Almond-Flour Apple Muffins
1 3/4 cups (160 g) finely ground almond flour
1/4 cup (50 g) potato starch
2 teaspoons baking powder (yep, it’s kosher for Passover!)
1 1/2 teaspoons ground cinnamon
1/2 teaspoon kosher salt
2 large eggs
1/4 cup (50 g) granulated sugar
1/3 cup (60 g) brown sugar
1/2 cup (125 g) plain, unsweetened yogurt
1 teaspoon vanilla extract (yep, it’s kosher for Passover!)
2 cups (230 g) peeled and finely chopped apples (about 2 medium apples)
2 tablespoons granulated sugar
1 1/2 teaspoons ground cinnamon
2 tablespoons finely chopped walnuts, optional
Make the muffins: Preheat the oven to 375 degrees and line a 12-cup muffin tin with paper liners. Whisk together the almond flour, potato starch, baking powder, cinnamon, and salt in a medium bowl; set aside.
In a large bow, whisk together the eggs, granulated sugar, and brown sugar until well combined and a little foamy. Add the yogurt and vanilla extract and whisk to combine. Add the dry mixture to the wet and use a wooden spoon or rubber spatula to mix until just incorporated. Add and fold in the apples. Divide the batter equally between the muffin cups (they should each be about half full).

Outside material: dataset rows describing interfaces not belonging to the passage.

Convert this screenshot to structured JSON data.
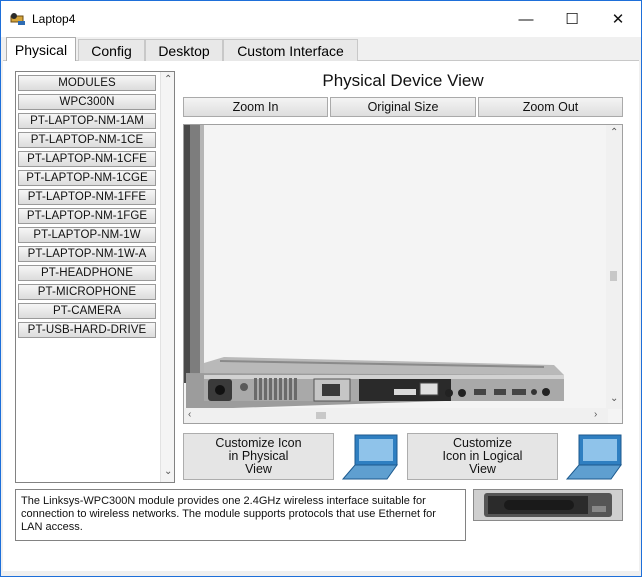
{
  "window": {
    "title": "Laptop4",
    "controls": {
      "minimize": "—",
      "maximize": "☐",
      "close": "✕"
    }
  },
  "tabs": [
    {
      "label": "Physical"
    },
    {
      "label": "Config"
    },
    {
      "label": "Desktop"
    },
    {
      "label": "Custom Interface"
    }
  ],
  "modules": {
    "items": [
      "MODULES",
      "WPC300N",
      "PT-LAPTOP-NM-1AM",
      "PT-LAPTOP-NM-1CE",
      "PT-LAPTOP-NM-1CFE",
      "PT-LAPTOP-NM-1CGE",
      "PT-LAPTOP-NM-1FFE",
      "PT-LAPTOP-NM-1FGE",
      "PT-LAPTOP-NM-1W",
      "PT-LAPTOP-NM-1W-A",
      "PT-HEADPHONE",
      "PT-MICROPHONE",
      "PT-CAMERA",
      "PT-USB-HARD-DRIVE"
    ]
  },
  "physical_view": {
    "title": "Physical Device View",
    "zoom_in": "Zoom In",
    "original_size": "Original Size",
    "zoom_out": "Zoom Out"
  },
  "custom": {
    "physical": "Customize Icon in Physical View",
    "logical": "Customize Icon in Logical View"
  },
  "info": {
    "text": "The Linksys-WPC300N module provides one 2.4GHz wireless interface suitable for connection to wireless networks. The module supports protocols that use Ethernet for LAN access."
  },
  "colors": {
    "window_border": "#1e6fd9",
    "laptop_icon": "#2f7fc1"
  }
}
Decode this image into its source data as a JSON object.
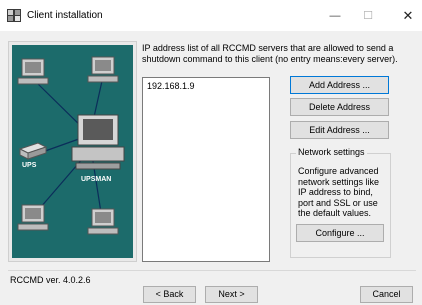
{
  "window": {
    "title": "Client installation",
    "icon": "installer-icon",
    "minimize_glyph": "—",
    "maximize_glyph": "☐",
    "close_glyph": "✕"
  },
  "graphic": {
    "ups_label": "UPS",
    "upsman_label": "UPSMAN",
    "background_color": "#1c6b6b"
  },
  "main": {
    "description": "IP address list of all RCCMD servers that are allowed to send a shutdown command to this client (no entry means:every server).",
    "ip_list": [
      "192.168.1.9"
    ],
    "add_label": "Add Address ...",
    "delete_label": "Delete Address",
    "edit_label": "Edit Address ..."
  },
  "network_settings": {
    "title": "Network settings",
    "description": "Configure advanced network settings like IP address to bind, port and SSL or use the default values.",
    "configure_label": "Configure ..."
  },
  "footer": {
    "version": "RCCMD ver. 4.0.2.6",
    "back_label": "< Back",
    "next_label": "Next >",
    "cancel_label": "Cancel"
  }
}
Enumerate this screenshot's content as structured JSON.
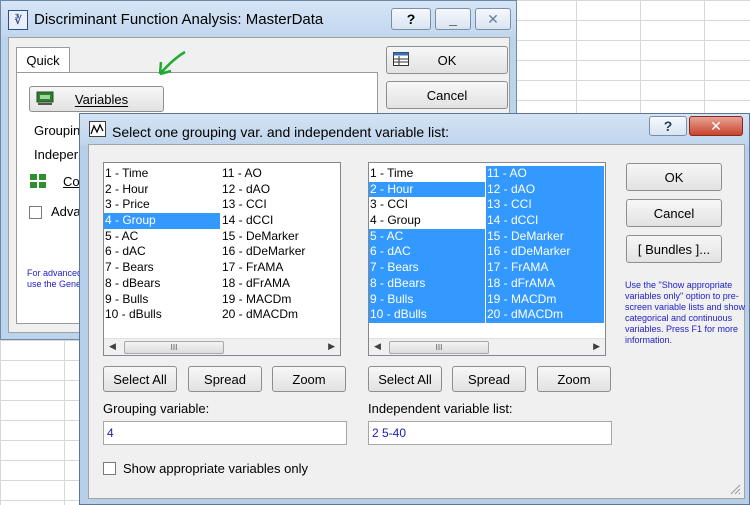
{
  "back_window": {
    "title": "Discriminant Function Analysis: MasterData",
    "title_buttons": [
      "?",
      "_",
      "✕"
    ],
    "tab": "Quick",
    "variables_button": "Variables",
    "ok_button": "OK",
    "cancel_button": "Cancel",
    "row_grouping": "Groupin",
    "row_independent": "Indeper",
    "row_code": "Co",
    "row_advanced": "Adva",
    "note_lines": [
      "For advanced",
      "use the Gene"
    ]
  },
  "dialog": {
    "title": "Select one grouping var. and independent variable list:",
    "help_button": "?",
    "close_button": "✕",
    "left_list": {
      "col1": [
        "1 - Time",
        "2 - Hour",
        "3 - Price",
        "4 - Group",
        "5 - AC",
        "6 - dAC",
        "7 - Bears",
        "8 - dBears",
        "9 - Bulls",
        "10 - dBulls"
      ],
      "col2": [
        "11 - AO",
        "12 - dAO",
        "13 - CCI",
        "14 - dCCI",
        "15 - DeMarker",
        "16 - dDeMarker",
        "17 - FrAMA",
        "18 - dFrAMA",
        "19 - MACDm",
        "20 - dMACDm"
      ]
    },
    "right_list": {
      "col1": [
        "1 - Time",
        "2 - Hour",
        "3 - CCI",
        "4 - Group",
        "5 - AC",
        "6 - dAC",
        "7 - Bears",
        "8 - dBears",
        "9 - Bulls",
        "10 - dBulls"
      ],
      "col2": [
        "11 - AO",
        "12 - dAO",
        "13 - CCI",
        "14 - dCCI",
        "15 - DeMarker",
        "16 - dDeMarker",
        "17 - FrAMA",
        "18 - dFrAMA",
        "19 - MACDm",
        "20 - dMACDm"
      ]
    },
    "scroll_thumb_label": "III",
    "select_all": "Select All",
    "spread": "Spread",
    "zoom": "Zoom",
    "grouping_label": "Grouping variable:",
    "grouping_value": "4",
    "independent_label": "Independent variable list:",
    "independent_value": "2 5-40",
    "ok_button": "OK",
    "cancel_button": "Cancel",
    "bundles_button": "[ Bundles ]...",
    "note": "Use the \"Show appropriate variables only\" option to pre-screen variable lists and show categorical and continuous variables. Press F1 for more information.",
    "show_appropriate_label": "Show appropriate variables only"
  },
  "colors": {
    "selection": "#3399ff",
    "titlebar": "#c1d6ee",
    "annotation_arrow": "#22aa33",
    "note_text": "#2020c8"
  }
}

Make the topping: Stir together the granulated sugar, cinnamon, and walnuts, if using, in a small bowl, then generously sprinkle the top of each muffin with the mixture. (You might not use all of it - save the leftovers in a covered container for another use. Oatmeal comes to mind.)
Bake the muffins until a tester inserted into the center comes out clean, and the tops spring back when gently pressed, 15 to 17 minutes. Remove from oven and let muffins cool in the pan for 5 minutes, then transfer to a wire rack to cool completely.
*Here’s that Tablet video that I shot in the “before times,” meaning February, 2020 - just a couple of weeks before Covid changed everything. I look forward to the day when I can once again casually eat a piece of cake, indoors, while standing next to other people!
2 things I’m loving this week.
The Pandemic Post. The zine we all need right now! This digital and print zine was originally designed to support Covid-19 relief efforts, and has evolved into a gorgeous publication (each issue still raises money for justice-focused orgs). The most recent issue includes a story by Sara Softness called The Sisterhood of Jewish Cooking, about the storied history of Jewish community cookbooks. Thanks to Jake Jeppson for alerting me about it!
Lilith Magazine. On the subject of great publications, Lilith is an old school Jewish feminist magazine that remains 100% relevant! I am a subscriber, and am continually impressed by their ability to turn out thoughtful, inclusive, fascinating, and often hilarious content, issue after issue.